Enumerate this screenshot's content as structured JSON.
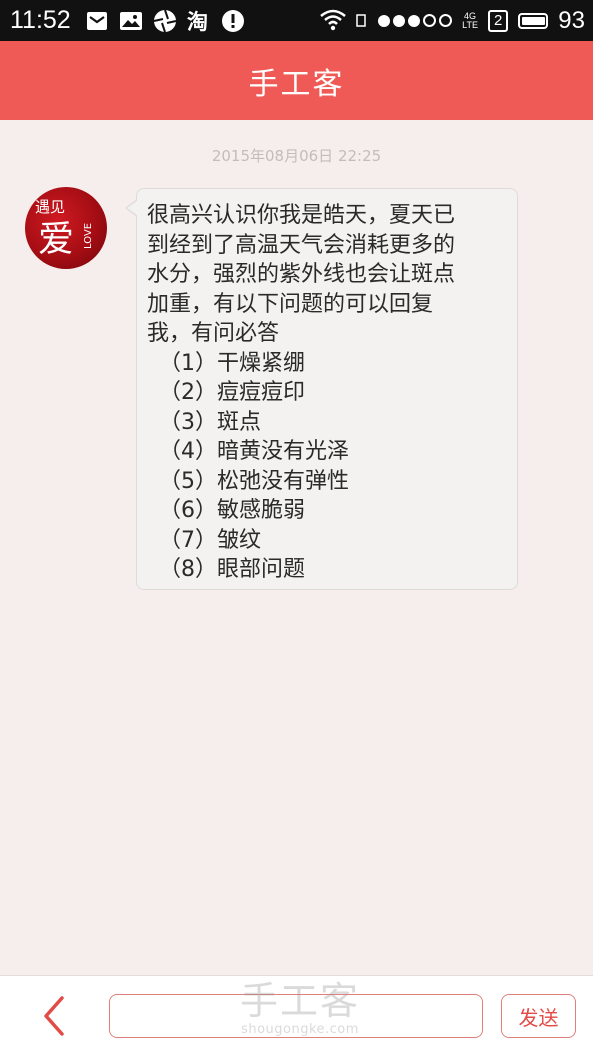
{
  "status_bar": {
    "time": "11:52",
    "icons_left": [
      "mail-icon",
      "image-icon",
      "aperture-icon",
      "taobao-icon",
      "alert-icon"
    ],
    "network": "4G",
    "sim_badge": "2",
    "battery": "93"
  },
  "header": {
    "title": "手工客"
  },
  "chat": {
    "timestamp": "2015年08月06日 22:25",
    "avatar_text": {
      "main": "爱",
      "top": "遇见",
      "side": "LOVE"
    },
    "message": {
      "intro_lines": [
        "很高兴认识你我是皓天，夏天已",
        "到经到了高温天气会消耗更多的",
        "水分，强烈的紫外线也会让斑点",
        "加重，有以下问题的可以回复",
        "我，有问必答"
      ],
      "items": [
        "（1）干燥紧绷",
        "（2）痘痘痘印",
        "（3）斑点",
        "（4）暗黄没有光泽",
        "（5）松弛没有弹性",
        "（6）敏感脆弱",
        "（7）皱纹",
        "（8）眼部问题"
      ]
    }
  },
  "input_bar": {
    "input_value": "",
    "send_label": "发送"
  },
  "watermark": {
    "main": "手工客",
    "sub": "shougongke.com"
  },
  "colors": {
    "accent": "#ef5a56",
    "background": "#f6eeec",
    "bubble": "#f3f2f1"
  }
}
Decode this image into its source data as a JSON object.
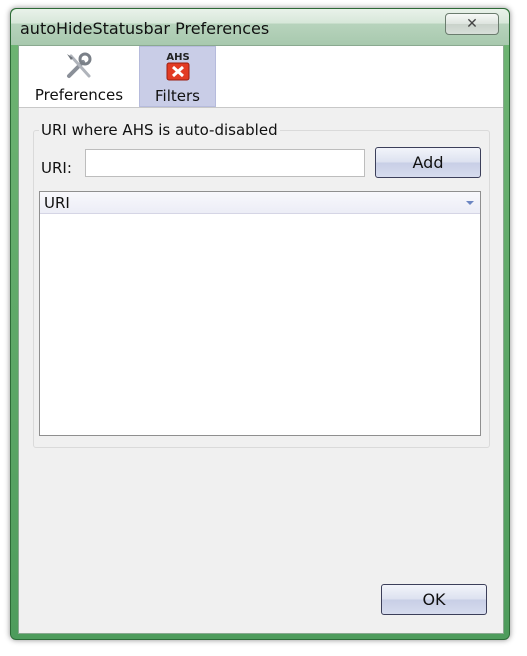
{
  "window": {
    "title": "autoHideStatusbar Preferences",
    "close_glyph": "✕"
  },
  "toolbar": {
    "items": [
      {
        "label": "Preferences",
        "icon": "tools-icon",
        "selected": false
      },
      {
        "label": "Filters",
        "icon": "ahs-disabled-icon",
        "icon_text": "AHS",
        "selected": true
      }
    ]
  },
  "filters": {
    "group_caption": "URI where AHS is auto-disabled",
    "uri_label": "URI:",
    "uri_value": "",
    "uri_placeholder": "",
    "add_label": "Add",
    "list_columns": [
      "URI"
    ],
    "list_rows": []
  },
  "dialog": {
    "ok_label": "OK"
  },
  "colors": {
    "frame": "#5aa563",
    "selected_tab": "#c9cde7",
    "button": "#d7dcee",
    "accent_close": "#e23b24"
  }
}
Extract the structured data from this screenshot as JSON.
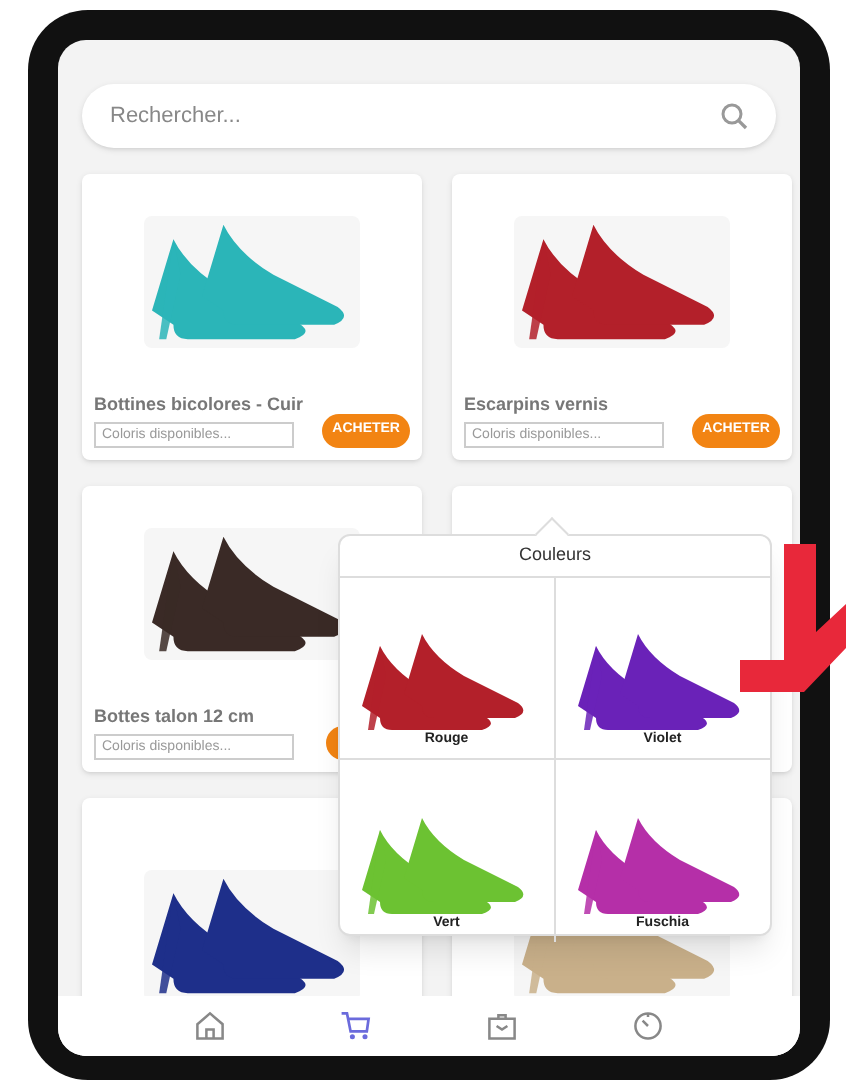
{
  "search": {
    "placeholder": "Rechercher..."
  },
  "products": [
    {
      "name": "Bottines bicolores - Cuir",
      "colors_field": {
        "placeholder": "Coloris disponibles..."
      },
      "buy_button": "ACHETER",
      "kind": "ankle-boots"
    },
    {
      "name": "Escarpins vernis",
      "colors_field": {
        "placeholder": "Coloris disponibles..."
      },
      "buy_button": "ACHETER",
      "kind": "red-pumps"
    },
    {
      "name": "Bottes talon 12 cm",
      "colors_field": {
        "placeholder": "Coloris disponibles..."
      },
      "kind": "tall-boots"
    },
    {
      "kind": "hidden"
    },
    {
      "kind": "blue-flats"
    },
    {
      "kind": "beige-shoes"
    }
  ],
  "color_popover": {
    "title": "Couleurs",
    "options": [
      {
        "label": "Rouge",
        "color": "#b3202a"
      },
      {
        "label": "Violet",
        "color": "#6a22b8"
      },
      {
        "label": "Vert",
        "color": "#6cc232"
      },
      {
        "label": "Fuschia",
        "color": "#b52fa8"
      }
    ]
  },
  "tab_bar": [
    {
      "kind": "home",
      "selected": false
    },
    {
      "kind": "cart",
      "selected": true
    },
    {
      "kind": "bag",
      "selected": false
    },
    {
      "kind": "timer",
      "selected": false
    }
  ]
}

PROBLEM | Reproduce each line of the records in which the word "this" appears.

THE ANSWER |
Enumerate this screenshot's content as structured JSON.
Decode this image into its source data as a JSON object.
Extract the structured data from this screenshot as JSON.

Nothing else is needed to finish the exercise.